In loan pricing and structuring, our loan trading and hedging desk often sees dozens of loans per day. We look at loans from banks all across the nation, including our own, and one area that could be improved is the quantification of lease risk in commercial real estate. Unfortunately, there is not an industry accepted methodology for quantifying the risk, but we would like to start to put forward a couple metrics.
Below is a chart of the average cumulative lease rollover percentage for “A” quality loans. These loans can be thought of as a quality benchmark and while it does not represent the average credit quality at community banks; it is what we would strive for. These non-owner occupied commercial real estate loans are investment properties from across the country, the cash flow of which is derived from one or more leases. To put this in perspective, these loans have an average spread of approximately 2.20% over Libor, have a weighted average debt service coverage ratio of 1.47x and a weighted average loan-to-value ratio of 66%. As a group, these loans have a weighted average 0.83% probability of default and a 32% loss given default. This comes out to an approximate 27 basis point expected loss. In other words, if you had an economic reserve methodology for your allowance for loan and leases this would be your reserve as this would be your most probable loss.

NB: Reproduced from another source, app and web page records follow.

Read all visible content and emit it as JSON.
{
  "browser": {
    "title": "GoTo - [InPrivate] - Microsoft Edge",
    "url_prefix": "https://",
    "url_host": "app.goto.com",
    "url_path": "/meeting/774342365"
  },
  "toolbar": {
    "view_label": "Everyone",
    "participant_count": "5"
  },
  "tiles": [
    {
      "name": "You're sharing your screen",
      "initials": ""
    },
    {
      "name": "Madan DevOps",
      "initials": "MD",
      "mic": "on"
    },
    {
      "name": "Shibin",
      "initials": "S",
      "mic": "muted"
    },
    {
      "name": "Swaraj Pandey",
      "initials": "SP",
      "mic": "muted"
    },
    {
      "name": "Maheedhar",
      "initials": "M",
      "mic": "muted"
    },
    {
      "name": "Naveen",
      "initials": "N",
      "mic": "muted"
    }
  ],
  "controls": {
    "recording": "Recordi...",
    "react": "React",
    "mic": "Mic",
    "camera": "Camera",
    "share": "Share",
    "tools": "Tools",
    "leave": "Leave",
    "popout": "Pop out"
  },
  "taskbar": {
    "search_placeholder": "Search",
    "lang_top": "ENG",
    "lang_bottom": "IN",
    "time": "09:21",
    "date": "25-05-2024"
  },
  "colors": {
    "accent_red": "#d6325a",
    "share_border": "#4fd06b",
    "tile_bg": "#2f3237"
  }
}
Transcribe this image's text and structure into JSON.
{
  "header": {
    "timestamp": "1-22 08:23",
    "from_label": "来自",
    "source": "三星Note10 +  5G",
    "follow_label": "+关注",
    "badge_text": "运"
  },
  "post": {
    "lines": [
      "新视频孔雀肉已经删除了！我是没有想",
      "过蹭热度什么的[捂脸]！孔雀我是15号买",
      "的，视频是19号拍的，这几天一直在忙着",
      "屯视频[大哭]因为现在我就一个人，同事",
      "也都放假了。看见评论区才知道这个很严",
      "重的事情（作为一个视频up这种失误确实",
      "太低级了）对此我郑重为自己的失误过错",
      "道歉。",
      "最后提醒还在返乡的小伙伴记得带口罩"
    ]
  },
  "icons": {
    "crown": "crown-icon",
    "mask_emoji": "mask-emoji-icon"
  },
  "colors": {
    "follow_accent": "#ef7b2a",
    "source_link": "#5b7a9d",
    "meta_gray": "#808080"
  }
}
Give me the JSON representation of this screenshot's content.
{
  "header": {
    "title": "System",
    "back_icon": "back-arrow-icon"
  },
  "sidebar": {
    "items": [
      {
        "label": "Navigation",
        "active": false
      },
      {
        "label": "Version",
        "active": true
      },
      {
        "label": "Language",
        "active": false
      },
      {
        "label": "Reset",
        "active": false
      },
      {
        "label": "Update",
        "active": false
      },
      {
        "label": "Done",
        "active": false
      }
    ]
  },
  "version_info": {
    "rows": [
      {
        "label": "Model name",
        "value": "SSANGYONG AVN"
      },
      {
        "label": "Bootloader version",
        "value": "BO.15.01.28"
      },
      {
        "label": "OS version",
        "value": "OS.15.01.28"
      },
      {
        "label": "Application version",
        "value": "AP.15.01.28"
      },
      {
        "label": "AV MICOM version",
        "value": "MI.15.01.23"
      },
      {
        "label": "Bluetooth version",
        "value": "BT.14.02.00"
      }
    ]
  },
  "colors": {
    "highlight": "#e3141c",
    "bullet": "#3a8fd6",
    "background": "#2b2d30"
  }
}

As can be seen, the average quality investment property has a nice even structure to lease expiration. Every year, about 7% of leases come due. In this manner, should a downturn occur or the property undergo some extraneous shock, only a small portion of the lease structure comes due at any one time. This gives lenders time to react and property managers time to mitigate some of the risk.
Conversely, it is very common to have a lease structure like the one below. Here, a majority of leases come due between years three and four. This does not necessarily mean that this loan is higher risk, as lease rollover is just one of many factors, but all things being equal, a high amount of short-term leases means potentially greater cash flow volatility, higher operating expenses and a higher potential of failure due to an extraneous shock.
How to Put This into Action
Banks must understand when above average lease rollover risk is present, and hopefully our baseline average gives you a fair idea. Diversification of lease terms is prized by professional investors, but often given little premium by banks. Once your bank identifies properties with weak lease structures then lenders should place more emphasis on mitigation and can employ such tactics as higher pricing, property level reserves, maintenance/refurbishment budget or increased marketing. We published an article on the topic last year when we gave banks some metrics, calculation methodology and other mitigating factors. This article can be found HERE.
Banks can also take advantage when bidding or managing credit portfolios, as it can look for opportunities in keeping or acquiring properties with better lease structures and selling or disposing of loans to properties with weak lease structures.
While lease rollover risk is just one of many factors, 2015 represents a year when the risk is near an all-time peak for community banks. By understanding how to identify and mitigate rollover risk, your bank will be in a better position to have a better long term return on equity.
Submitted by Chris Nichols on February 24, 2015